[EXERCISE DATA]

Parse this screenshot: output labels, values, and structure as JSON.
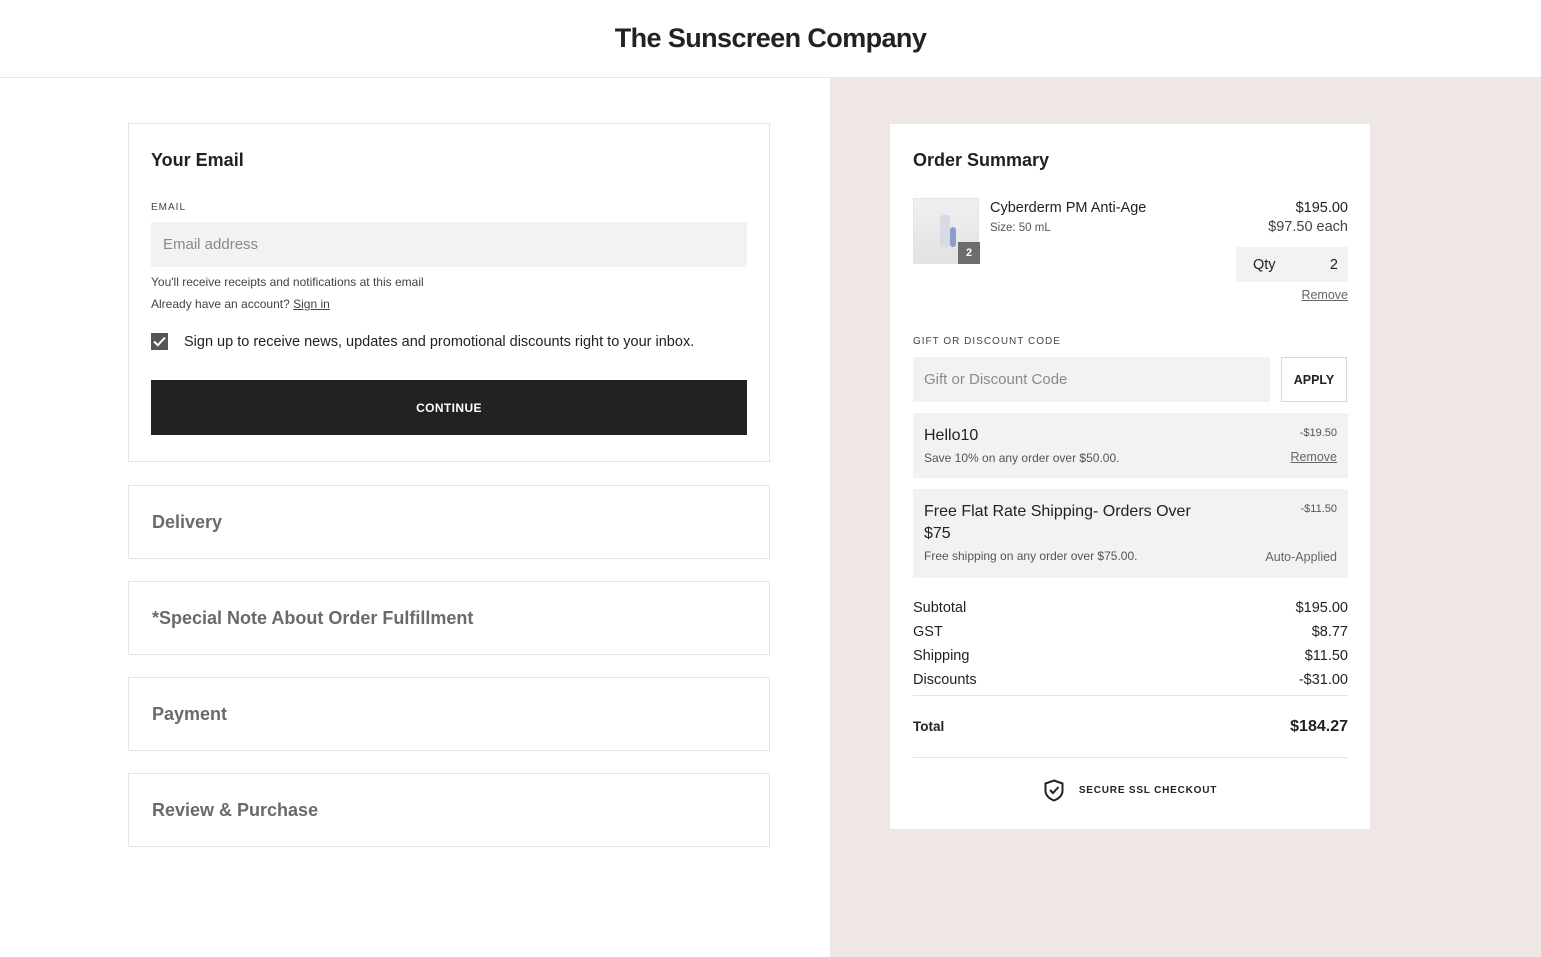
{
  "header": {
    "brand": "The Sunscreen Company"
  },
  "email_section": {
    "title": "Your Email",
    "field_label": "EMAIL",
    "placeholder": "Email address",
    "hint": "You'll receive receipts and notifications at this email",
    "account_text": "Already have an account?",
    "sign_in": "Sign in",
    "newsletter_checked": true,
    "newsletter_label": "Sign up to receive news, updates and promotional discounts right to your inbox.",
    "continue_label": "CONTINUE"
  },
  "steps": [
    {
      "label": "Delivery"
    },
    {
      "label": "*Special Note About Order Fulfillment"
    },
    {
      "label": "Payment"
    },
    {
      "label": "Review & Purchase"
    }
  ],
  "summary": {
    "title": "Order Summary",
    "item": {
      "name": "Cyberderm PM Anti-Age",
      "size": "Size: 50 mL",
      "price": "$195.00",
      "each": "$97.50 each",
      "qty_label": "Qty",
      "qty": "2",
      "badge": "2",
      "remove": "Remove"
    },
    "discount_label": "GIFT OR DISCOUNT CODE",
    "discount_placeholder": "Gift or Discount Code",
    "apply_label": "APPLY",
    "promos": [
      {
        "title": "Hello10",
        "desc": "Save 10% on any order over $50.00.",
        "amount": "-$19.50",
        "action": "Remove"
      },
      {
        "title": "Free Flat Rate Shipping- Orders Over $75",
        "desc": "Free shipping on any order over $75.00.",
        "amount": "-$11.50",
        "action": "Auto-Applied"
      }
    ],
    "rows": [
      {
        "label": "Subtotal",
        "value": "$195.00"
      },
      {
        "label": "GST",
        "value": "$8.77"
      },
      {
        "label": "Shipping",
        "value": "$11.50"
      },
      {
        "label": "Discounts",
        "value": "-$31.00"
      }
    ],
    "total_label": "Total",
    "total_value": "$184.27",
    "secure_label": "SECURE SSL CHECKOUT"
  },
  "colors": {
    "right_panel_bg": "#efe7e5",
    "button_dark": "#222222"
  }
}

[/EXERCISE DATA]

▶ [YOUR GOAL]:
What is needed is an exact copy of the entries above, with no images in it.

▶ [SOLUTION FOR THIS PROBLEM]:
Parse this screenshot: output labels, values, and structure as JSON.
{
  "header": {
    "brand": "The Sunscreen Company"
  },
  "email_section": {
    "title": "Your Email",
    "field_label": "EMAIL",
    "placeholder": "Email address",
    "hint": "You'll receive receipts and notifications at this email",
    "account_text": "Already have an account?",
    "sign_in": "Sign in",
    "newsletter_checked": true,
    "newsletter_label": "Sign up to receive news, updates and promotional discounts right to your inbox.",
    "continue_label": "CONTINUE"
  },
  "steps": [
    {
      "label": "Delivery"
    },
    {
      "label": "*Special Note About Order Fulfillment"
    },
    {
      "label": "Payment"
    },
    {
      "label": "Review & Purchase"
    }
  ],
  "summary": {
    "title": "Order Summary",
    "item": {
      "name": "Cyberderm PM Anti-Age",
      "size": "Size: 50 mL",
      "price": "$195.00",
      "each": "$97.50 each",
      "qty_label": "Qty",
      "qty": "2",
      "badge": "2",
      "remove": "Remove"
    },
    "discount_label": "GIFT OR DISCOUNT CODE",
    "discount_placeholder": "Gift or Discount Code",
    "apply_label": "APPLY",
    "promos": [
      {
        "title": "Hello10",
        "desc": "Save 10% on any order over $50.00.",
        "amount": "-$19.50",
        "action": "Remove"
      },
      {
        "title": "Free Flat Rate Shipping- Orders Over $75",
        "desc": "Free shipping on any order over $75.00.",
        "amount": "-$11.50",
        "action": "Auto-Applied"
      }
    ],
    "rows": [
      {
        "label": "Subtotal",
        "value": "$195.00"
      },
      {
        "label": "GST",
        "value": "$8.77"
      },
      {
        "label": "Shipping",
        "value": "$11.50"
      },
      {
        "label": "Discounts",
        "value": "-$31.00"
      }
    ],
    "total_label": "Total",
    "total_value": "$184.27",
    "secure_label": "SECURE SSL CHECKOUT"
  },
  "colors": {
    "right_panel_bg": "#efe7e5",
    "button_dark": "#222222"
  }
}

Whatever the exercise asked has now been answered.